At the same time, the phenomenon of communing non-Chalcedonians has become something of a pandemic in some parts of the Orthodox world. I wouldn't say this is due (mostly) to an overtly syncretistic ideology on the part of those Priests doing this (or the Bishops who let it happen), but due to profound misunderstanding on the part of those allowing this. There are some Orthodox academics and Bishops (and unfortunately clergy in the parishes influenced by the banter eminating from these) who really believe that the "non-Chalcedonian" situation has been setteled, and that all that is left are formalities still being sorted out. In other words, the Priests who allow this (typically OCA and Antiochians, but this is not at all unknown in the GOA as well), often genuinely believe that the non-Chalcedonians are "Orthodox Christians" without any qualification. This is carelessness on their part, and they are playing with fire - they are certainly violating the rules of the Church in proceeding in this way.
Unfortunately the problem is being irritated on a much larger scale by the activities of the Patriarch of Antioch himself. The various agreements signed between his representatives and the non-Chalcedonians basically amount to saying formally what the errant Priests who commune non-Chalcedonians tacitly believe - that this is all an issue of semantics (and more to the point, always has been which I think is the truly false conclusion), and as such "we" (in this case the Patriarchate of Antioch) can proceed as it see's fit.

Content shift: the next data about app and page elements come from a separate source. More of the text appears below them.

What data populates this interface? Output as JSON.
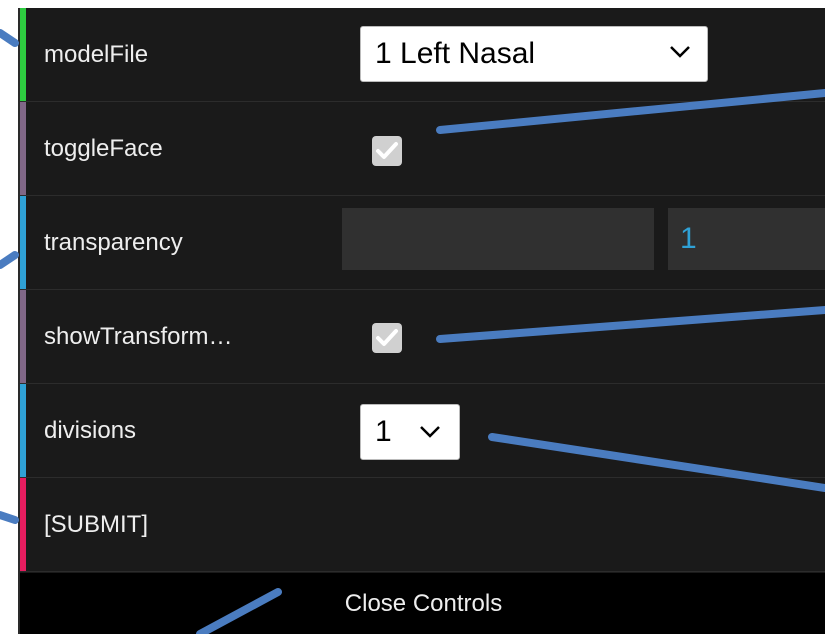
{
  "controls": {
    "modelFile": {
      "label": "modelFile",
      "value": "1 Left Nasal",
      "stripe_color": "#2ecc40"
    },
    "toggleFace": {
      "label": "toggleFace",
      "checked": true,
      "stripe_color": "#806787"
    },
    "transparency": {
      "label": "transparency",
      "value": "1",
      "stripe_color": "#2fa1d6"
    },
    "showTransform": {
      "label": "showTransform…",
      "checked": true,
      "stripe_color": "#806787"
    },
    "divisions": {
      "label": "divisions",
      "value": "1",
      "stripe_color": "#2fa1d6"
    },
    "submit": {
      "label": "[SUBMIT]",
      "stripe_color": "#e61d5f"
    }
  },
  "close_controls_label": "Close Controls",
  "callout_line_color": "#4a7cc0"
}
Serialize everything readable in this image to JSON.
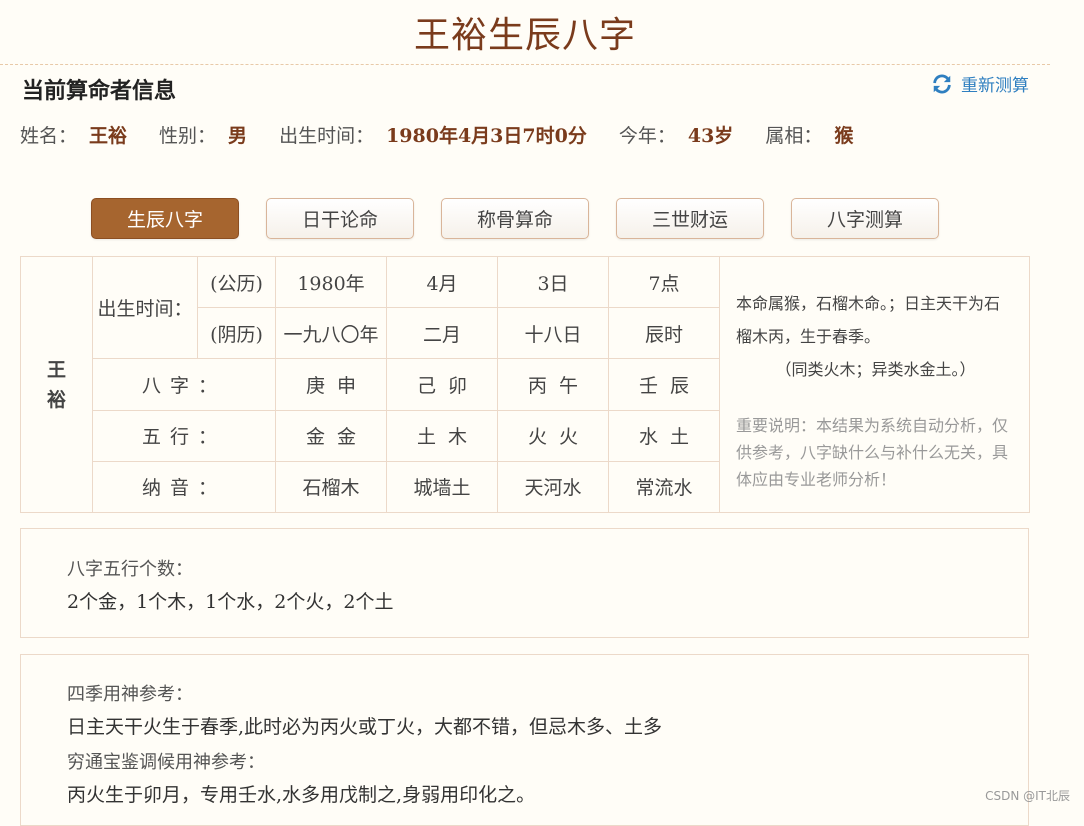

I can sympathize to some extent with this thinking, since in terms of praxis the non-Chalcedonians are not a problem (as far as I'm aware). Also, my experience is that the non-Chalcedonians I have spoken to, in many words materially do believe in the faith of Chalcedon. What I think is manifestly not true, is that this always has been and universally was the case even going back to the events which caused the non-Chalcedonians to be seperated from the Orthodox Church, and that it is not necessary for these "materially" Orthodox believing modern non-Chalcedonians to be in unity with the Church while remaining precisely this - non-Chalcedonians! The Holy and Ecumenical Councils rightly divide the faith - thus, even granting to our modern non-Chalcednian friends that they materially (even if talking in circles and using different terminology) agree with the Church, there can be no visible formal unity with them, if they do not visibly, formally profess the same faith. Even the most liberal, "economia" receptions of seperated communities into the Church (such as is evidenced in long standing Russian practice) involve at least one thing - repudiation of falsehood and a clear, unambiguous confession of the Orthodox faith, whole and entire, including an affirmation of the Ecumenical Councils and the traditions of the Church.
To simply say that such an affirmation in so many words is not necessary, is to put to a lie the idea that any real "visible unity" exists! What "unity"?! Such a union is bogus - what you have maybe is "agreement" (even in large part), but not the visible, canonical unity of the Church which is what any unia should be working to effect.
Orthodoxy is not Papism - She does not appeal to "communion with this or that Patriarchate(s)" as the litmus test of authenticity. Fundamentally it is a fidelity to truth, and the confession of it, which effects and manifests this unity. Thus, from an Orthodox p.o.v. simply "concelebrating" and effecting an administrative unity is meaningless. Not only does this not effect unity, but it actually drags those Orthodox who involve themselves in it out of the Church, by creating schism. And I fear this is precisely what is going to happen if the Antiochians do not put a stop to this and reconsider - the Patriarch of Jerusalem has already written strongly worded letters to the Patriarch of Antioch, adominishing him to stop this. We need this kind of mischief (that the Antiochians are up to) like we need a hole in the head. Such ill advised pandering to heterodoxy has already caused divisions in the Church, and very painful enduring ones at that.